Institutional Affiliation: University of Notre Dame
|Exploitation of Labor? Classical Monopsony Power and Labor's Share|
with , , : w25660
How important is the exercise of classical monopsony power against labor for the level of wages and labor's share? We examine this in the context of China and India – two large, rapidly-growing developing economies. Using theory, we develop a novel screen to quantify how wages are affected by market power exerted in labor markets, either by a single firm or a group of cooperating firms. The theory guides the measurement of labor “markdowns”, i.e., the gap between wage and the value of the marginal product of labor, and the screen examines how they comove with local labor market share and the share of cooperating firms. Applying this test, we find that markdowns substantially lower the labor share: by up to 10 percentage points in China and 15 percentage points in India. This impact has fal...
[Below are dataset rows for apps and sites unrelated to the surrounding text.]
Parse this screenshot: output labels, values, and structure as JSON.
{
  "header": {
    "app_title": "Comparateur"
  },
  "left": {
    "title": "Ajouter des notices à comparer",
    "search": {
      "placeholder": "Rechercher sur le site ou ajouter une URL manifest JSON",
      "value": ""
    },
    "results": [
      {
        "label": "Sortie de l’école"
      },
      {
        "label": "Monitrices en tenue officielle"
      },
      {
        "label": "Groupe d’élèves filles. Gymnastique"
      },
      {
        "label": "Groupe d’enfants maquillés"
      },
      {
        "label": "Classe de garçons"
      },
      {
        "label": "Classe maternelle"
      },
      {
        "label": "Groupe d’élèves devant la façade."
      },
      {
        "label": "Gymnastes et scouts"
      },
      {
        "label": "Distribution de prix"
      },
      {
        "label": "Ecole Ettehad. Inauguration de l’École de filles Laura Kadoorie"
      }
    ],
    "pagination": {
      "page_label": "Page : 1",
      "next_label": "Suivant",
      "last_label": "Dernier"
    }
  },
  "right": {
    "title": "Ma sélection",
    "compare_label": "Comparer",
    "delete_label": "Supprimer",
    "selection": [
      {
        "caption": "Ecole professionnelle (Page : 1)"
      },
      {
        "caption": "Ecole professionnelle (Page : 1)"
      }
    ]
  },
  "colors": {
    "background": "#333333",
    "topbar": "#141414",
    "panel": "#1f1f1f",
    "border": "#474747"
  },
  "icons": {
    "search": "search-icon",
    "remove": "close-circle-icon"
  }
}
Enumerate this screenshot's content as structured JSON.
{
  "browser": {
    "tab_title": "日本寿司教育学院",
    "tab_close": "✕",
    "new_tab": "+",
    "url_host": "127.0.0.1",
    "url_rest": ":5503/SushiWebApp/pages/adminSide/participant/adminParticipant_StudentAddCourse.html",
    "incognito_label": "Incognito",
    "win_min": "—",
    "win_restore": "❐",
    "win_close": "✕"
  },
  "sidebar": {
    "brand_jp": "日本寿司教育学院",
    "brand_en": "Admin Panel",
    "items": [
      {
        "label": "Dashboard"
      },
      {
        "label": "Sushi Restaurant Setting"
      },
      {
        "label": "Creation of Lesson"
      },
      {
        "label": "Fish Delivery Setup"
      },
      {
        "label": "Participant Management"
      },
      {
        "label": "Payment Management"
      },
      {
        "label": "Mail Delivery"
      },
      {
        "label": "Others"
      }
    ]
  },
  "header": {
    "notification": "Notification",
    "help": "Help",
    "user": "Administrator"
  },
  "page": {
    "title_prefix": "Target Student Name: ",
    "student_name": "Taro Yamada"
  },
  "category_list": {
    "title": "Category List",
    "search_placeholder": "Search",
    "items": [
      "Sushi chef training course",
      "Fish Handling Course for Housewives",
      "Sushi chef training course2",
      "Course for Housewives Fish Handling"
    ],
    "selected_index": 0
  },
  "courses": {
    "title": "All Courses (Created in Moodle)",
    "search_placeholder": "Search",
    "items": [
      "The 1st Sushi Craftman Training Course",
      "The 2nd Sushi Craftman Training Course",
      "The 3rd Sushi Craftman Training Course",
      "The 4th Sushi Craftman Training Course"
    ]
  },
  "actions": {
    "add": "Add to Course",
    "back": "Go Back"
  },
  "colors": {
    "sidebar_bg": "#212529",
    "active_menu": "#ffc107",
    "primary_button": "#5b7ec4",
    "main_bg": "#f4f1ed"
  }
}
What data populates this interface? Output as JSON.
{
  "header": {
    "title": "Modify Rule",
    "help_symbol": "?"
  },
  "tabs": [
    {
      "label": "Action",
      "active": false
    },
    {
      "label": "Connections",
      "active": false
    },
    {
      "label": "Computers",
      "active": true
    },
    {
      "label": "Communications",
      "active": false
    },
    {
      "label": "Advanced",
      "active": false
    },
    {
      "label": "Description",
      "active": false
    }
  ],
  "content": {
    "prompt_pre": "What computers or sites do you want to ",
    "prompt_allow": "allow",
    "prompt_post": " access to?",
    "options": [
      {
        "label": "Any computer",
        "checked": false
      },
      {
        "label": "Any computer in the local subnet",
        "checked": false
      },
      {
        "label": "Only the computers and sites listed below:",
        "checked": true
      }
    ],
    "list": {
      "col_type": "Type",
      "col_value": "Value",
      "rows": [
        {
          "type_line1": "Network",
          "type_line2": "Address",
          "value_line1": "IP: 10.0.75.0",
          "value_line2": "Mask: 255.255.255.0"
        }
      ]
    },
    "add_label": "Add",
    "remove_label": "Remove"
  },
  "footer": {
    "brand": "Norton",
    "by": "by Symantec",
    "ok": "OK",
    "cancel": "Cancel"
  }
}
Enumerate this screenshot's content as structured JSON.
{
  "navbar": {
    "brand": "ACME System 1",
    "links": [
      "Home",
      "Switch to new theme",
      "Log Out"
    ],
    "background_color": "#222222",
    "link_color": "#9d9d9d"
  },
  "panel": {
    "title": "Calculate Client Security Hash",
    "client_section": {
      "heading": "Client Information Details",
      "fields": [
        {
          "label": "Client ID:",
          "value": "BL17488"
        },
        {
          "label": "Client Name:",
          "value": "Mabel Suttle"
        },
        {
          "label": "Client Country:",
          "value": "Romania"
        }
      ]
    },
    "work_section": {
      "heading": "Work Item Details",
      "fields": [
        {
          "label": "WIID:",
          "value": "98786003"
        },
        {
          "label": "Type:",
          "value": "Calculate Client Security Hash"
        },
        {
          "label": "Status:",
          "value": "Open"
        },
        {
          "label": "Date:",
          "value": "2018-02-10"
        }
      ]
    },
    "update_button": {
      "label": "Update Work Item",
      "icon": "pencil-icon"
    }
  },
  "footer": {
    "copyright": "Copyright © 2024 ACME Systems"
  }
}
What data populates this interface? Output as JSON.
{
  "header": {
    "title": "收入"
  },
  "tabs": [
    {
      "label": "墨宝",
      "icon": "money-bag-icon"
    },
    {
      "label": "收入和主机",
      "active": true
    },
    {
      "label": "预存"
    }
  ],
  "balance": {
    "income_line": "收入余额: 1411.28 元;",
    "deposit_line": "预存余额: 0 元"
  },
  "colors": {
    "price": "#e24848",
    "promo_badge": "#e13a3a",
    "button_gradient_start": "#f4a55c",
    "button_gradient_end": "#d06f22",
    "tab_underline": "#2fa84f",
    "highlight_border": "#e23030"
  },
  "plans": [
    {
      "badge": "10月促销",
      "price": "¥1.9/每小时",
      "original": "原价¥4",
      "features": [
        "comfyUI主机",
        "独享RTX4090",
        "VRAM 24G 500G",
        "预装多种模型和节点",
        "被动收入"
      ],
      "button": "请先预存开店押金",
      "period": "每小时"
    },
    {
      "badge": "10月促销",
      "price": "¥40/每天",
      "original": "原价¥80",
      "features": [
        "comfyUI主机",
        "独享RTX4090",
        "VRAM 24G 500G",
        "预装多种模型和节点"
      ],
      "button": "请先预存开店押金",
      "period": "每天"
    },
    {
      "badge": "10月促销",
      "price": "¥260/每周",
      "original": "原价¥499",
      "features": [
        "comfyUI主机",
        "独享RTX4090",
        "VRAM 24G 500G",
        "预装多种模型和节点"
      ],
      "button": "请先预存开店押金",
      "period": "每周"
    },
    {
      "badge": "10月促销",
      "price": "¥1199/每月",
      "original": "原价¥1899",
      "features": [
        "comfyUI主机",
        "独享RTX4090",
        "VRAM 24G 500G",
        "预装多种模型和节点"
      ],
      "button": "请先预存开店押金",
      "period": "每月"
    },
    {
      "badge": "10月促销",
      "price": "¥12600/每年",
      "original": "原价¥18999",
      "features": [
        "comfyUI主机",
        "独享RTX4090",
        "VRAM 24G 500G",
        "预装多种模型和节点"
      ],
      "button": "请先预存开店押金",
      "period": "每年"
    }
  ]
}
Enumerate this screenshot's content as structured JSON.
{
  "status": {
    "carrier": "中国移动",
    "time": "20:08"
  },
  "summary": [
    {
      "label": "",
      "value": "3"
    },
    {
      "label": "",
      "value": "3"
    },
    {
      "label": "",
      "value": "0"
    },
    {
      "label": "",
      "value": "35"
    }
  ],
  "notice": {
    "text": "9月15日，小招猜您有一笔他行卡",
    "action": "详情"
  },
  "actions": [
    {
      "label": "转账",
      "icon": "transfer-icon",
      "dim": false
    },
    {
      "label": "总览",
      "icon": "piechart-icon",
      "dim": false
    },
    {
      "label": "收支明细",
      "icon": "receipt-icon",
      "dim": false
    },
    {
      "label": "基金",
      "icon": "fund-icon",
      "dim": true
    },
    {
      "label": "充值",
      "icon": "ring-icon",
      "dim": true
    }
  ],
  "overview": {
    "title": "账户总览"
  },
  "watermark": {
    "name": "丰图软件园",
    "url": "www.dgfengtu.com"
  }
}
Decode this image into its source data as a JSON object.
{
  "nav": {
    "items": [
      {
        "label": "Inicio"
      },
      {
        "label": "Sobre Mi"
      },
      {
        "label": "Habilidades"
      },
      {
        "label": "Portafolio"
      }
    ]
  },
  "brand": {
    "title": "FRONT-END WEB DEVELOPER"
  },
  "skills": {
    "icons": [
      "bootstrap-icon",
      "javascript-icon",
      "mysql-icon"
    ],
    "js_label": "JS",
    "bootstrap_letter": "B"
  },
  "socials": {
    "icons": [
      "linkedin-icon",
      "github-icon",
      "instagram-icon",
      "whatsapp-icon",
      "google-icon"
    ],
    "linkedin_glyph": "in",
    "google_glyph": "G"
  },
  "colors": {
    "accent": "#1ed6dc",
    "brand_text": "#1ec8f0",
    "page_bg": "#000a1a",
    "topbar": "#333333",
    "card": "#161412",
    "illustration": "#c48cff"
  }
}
|Growth Policy, Agglomeration, and (the Lack of) Competition|
with , : w22947
Industrial clusters are promoted by policy and generally viewed as good for growth and development, but both clusters and policies may also enable non-competitive behavior. This paper studies the presence of non-competitive pricing in geographic industrial clusters. We develop, validate, and apply a novel test for collusive behavior. We derive the test from the solution to a partial cartel of perfectly colluding firms in an industry. Outside of a cartel, a firm's markup depends on its market share, but in the cartel, markups across firms converge and depend instead on the total market share of the cartel. Empirically, we validate the test using plants with common owners, and then test for collusion using data from Chinese manufacturing firms (1999-2009). We find strong evidence for non-com...